With Principles of Urban Retail Planning and Development, Robert J. Gibbs, ASLA, a landscape architect and planner, has written a comprehensive guide to revitalizing retail in old urban centers. In the forward to the book, Stefanos Poloyzoides describes the post-World War II decline of old American cities and the corresponding rise of automobile-dominated sprawl, writing “During our lifetime, ‘suburbia’ and ‘slaburbia’ have together come close to destroying nearly 400 years of city making in the United States.” This expansion of sprawl has precipitated an exodus of urban retail and suburban shopping centers now dominate the retail industry. Gibbs writes, “This book focuses on explicating the retail principles for restoring neighborhoods, villages, towns, and urban commercial districts to their traditional roles as the local and regional centers for commerce and trade.” Addressing issues including convenience, parking, store type, and scale, Principles of Urban Retail aims to “give merchants on the street the same competitive advantage that those in the most profitable shopping centers enjoy.”
With more people moving back into old urban areas, this book is timely. Gibbs emphasizes that thriving retail is a crucial component of a vibrant community, and therefore retail planning and design is critical to urban revitalization. Simply building at a high density does not necessarily lead to vibrant street life; retail and shopping areas must be as carefully designed, and Principles of Urban Retail is a truly comprehensive resource for their development.
Gibbs discusses all of the various ways that design influences how people shop. For instance, while trees are generally good to have, small trees that block storefronts are detrimental to retail. As evidenced by the failed attempts at converting city streets into pedestrian malls in the 1970s, on-street parking is critical for urban retail as are anchor stores. Gibbs covers seemingly insignificant details such as sidewalk design (sidewalks should be nice, but not so nice that they distract from storefronts) and site furnishings (furnishings such as lamp posts should be replaced every eight to ten years in order to stay fashionable).
Principles of Urban Retail does a great job at covering the major and minor principles of retail and gives extensive recommendations on pretty much everything. If you’ve been agonizing over an acceptable angle of pitch for your awning, this book is for you (steeper than 25 degrees is unacceptable). Still, this flood of recommendations can be a little overwhelming. For instance, the chapter on “Shopping Center Built-Form Types” discusses the relative advantages and disadvantages of different kinds of shopping centers. We must consider the strip center, the linear strip center, the single L center, the U courtyard center, the double reverse L center, the lifestyle center, the dumbbell center, the market square center, the double market square center, the floating main street, the linear square center, the half block center, the retail crescent center, and the deflected blocks center. While these definitions can feel overly prescriptive for designers, it’s likely an invaluable toolkit for planners and developers.

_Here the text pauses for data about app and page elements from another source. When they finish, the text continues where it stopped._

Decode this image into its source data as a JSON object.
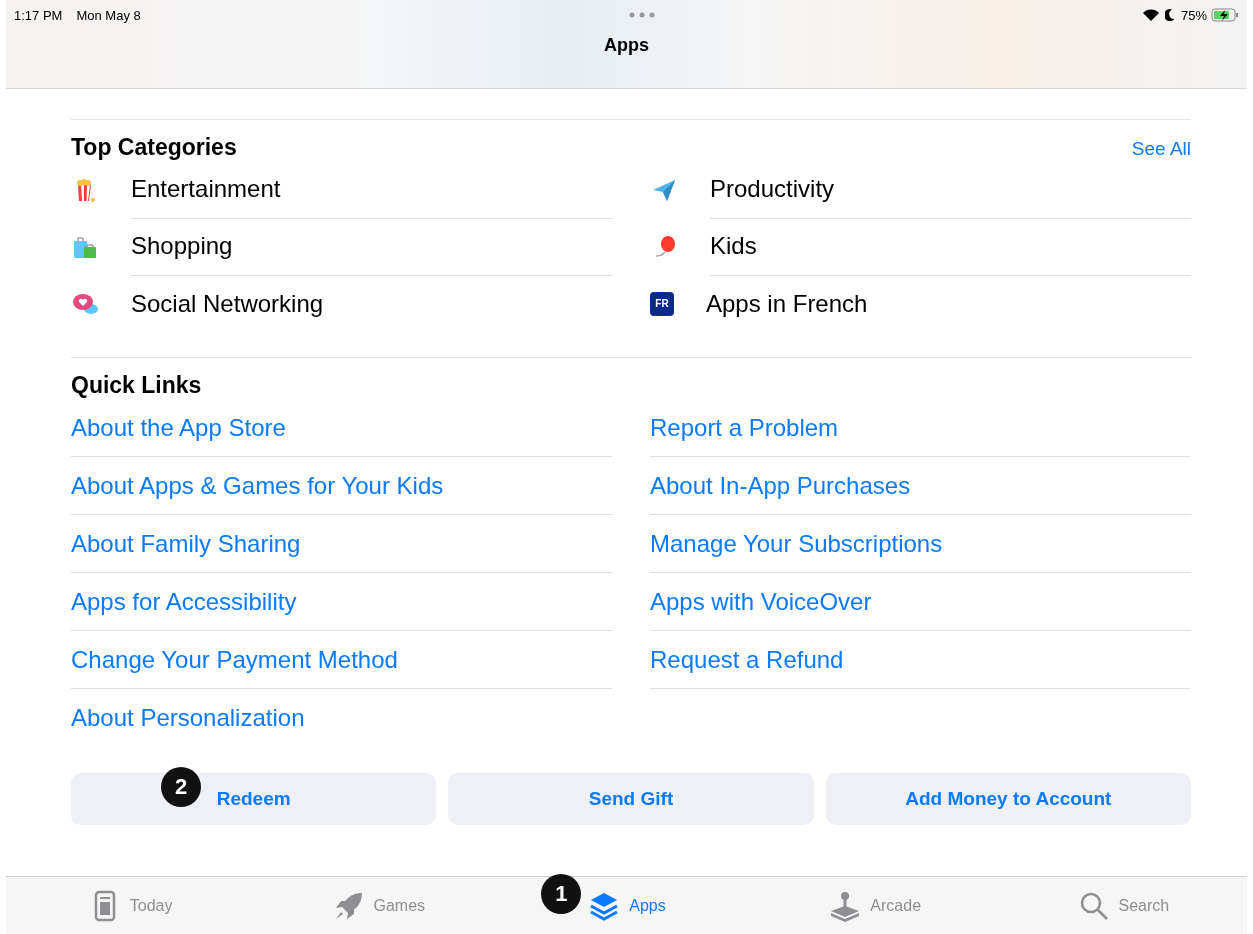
{
  "status_bar": {
    "time": "1:17 PM",
    "date": "Mon May 8",
    "battery": "75%"
  },
  "nav": {
    "title": "Apps"
  },
  "top_categories": {
    "title": "Top Categories",
    "see_all": "See All",
    "items": [
      {
        "label": "Entertainment",
        "kind": "popcorn"
      },
      {
        "label": "Productivity",
        "kind": "plane"
      },
      {
        "label": "Shopping",
        "kind": "bags"
      },
      {
        "label": "Kids",
        "kind": "balloon"
      },
      {
        "label": "Social Networking",
        "kind": "chat"
      },
      {
        "label": "Apps in French",
        "kind": "flag",
        "badge": "FR"
      }
    ]
  },
  "quick_links": {
    "title": "Quick Links",
    "items": [
      "About the App Store",
      "Report a Problem",
      "About Apps & Games for Your Kids",
      "About In-App Purchases",
      "About Family Sharing",
      "Manage Your Subscriptions",
      "Apps for Accessibility",
      "Apps with VoiceOver",
      "Change Your Payment Method",
      "Request a Refund",
      "About Personalization"
    ]
  },
  "buttons": [
    {
      "label": "Redeem",
      "callout": "2"
    },
    {
      "label": "Send Gift"
    },
    {
      "label": "Add Money to Account"
    }
  ],
  "tab_bar": [
    {
      "label": "Today",
      "kind": "today",
      "selected": false
    },
    {
      "label": "Games",
      "kind": "rocket",
      "selected": false
    },
    {
      "label": "Apps",
      "kind": "layers",
      "selected": true,
      "callout": "1"
    },
    {
      "label": "Arcade",
      "kind": "joystick",
      "selected": false
    },
    {
      "label": "Search",
      "kind": "search",
      "selected": false
    }
  ]
}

In general, I found this book to be most intriguing as a guide to revitalizing old urban shopping districts. I was less convinced by Gibbs’ discussions regarding the design of new town centers. For instance, the book uses the mixed-use development Mashpee Commons as a case study of a successful new town center. Gibbs writes, “Mashpee is especially noteworthy for its pioneering new urbanism adaptation of an existing strip shopping center into a walkable mixed-use town center, as well as for its authentic vernacular architectural design.”

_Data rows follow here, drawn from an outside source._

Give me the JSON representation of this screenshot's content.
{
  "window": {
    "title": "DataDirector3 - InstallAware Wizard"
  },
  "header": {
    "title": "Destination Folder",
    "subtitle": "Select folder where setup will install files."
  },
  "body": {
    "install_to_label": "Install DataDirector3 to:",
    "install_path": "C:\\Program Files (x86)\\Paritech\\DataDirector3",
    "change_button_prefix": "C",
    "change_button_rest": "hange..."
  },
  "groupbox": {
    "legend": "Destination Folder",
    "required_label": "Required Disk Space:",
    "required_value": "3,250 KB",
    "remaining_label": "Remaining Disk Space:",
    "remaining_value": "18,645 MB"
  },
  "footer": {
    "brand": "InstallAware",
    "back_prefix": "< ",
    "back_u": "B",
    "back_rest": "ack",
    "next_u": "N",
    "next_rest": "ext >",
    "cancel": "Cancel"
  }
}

A few years ago I had the privilege of eating at a restaurant in Mashpee Commons with my family. Located off of the highway, among the shopping malls, Mashpee Commons is disconnected from its surroundings. Given no other options, we accessed the Commons by car as we would any suburban shopping center. The development had a Disney-urbanism feeling about it, a kind of movie-set approximation of a small New England town. In fact, everyone in my family remarked that it felt “fake” and “surreal.”
And how walkable is an area that you have to drive to? After all, any mall is walkable once you are inside it. While I do think that its mixed-use design was a step in the right direction for its time, I do not think simply mixing commercial and residential uses is good enough anymore. Our new retail centers should certainly be walkable and mixed use but they should also be drawn from their ecological, social, and physical contexts. Ignoring context and trying to recreate 19th century urbanism feels, at least in the case of Mashpee Commons, weirdly simulated.
Gibbs’ examples of new town centers are perhaps successful from a retail standpoint, but they are also presented as successful examples of urban design, and I am not convinced that all of them work in this regard. Furthermore, ecological sustainability is barely mentioned. Shouldn’t ecology be central to any discussion about urban form, even one oriented around retail?
To be clear, this book should be required reading for urban planners trying to revitalize old town centers, or anyone with an interest in the mechanics of urban retail. I just wish Gibbs were a bit more critical about how we approach urban design. Suburban sprawl is indefensible, but that doesn’t mean imitating what came before it is the solution.
This guest post is by Benjamin Wellington, Student ASLA, master’s of landscape architecture candidate, Louisiana State University, and ASLA 2012 summer intern.
Image credit: Wiley & Sons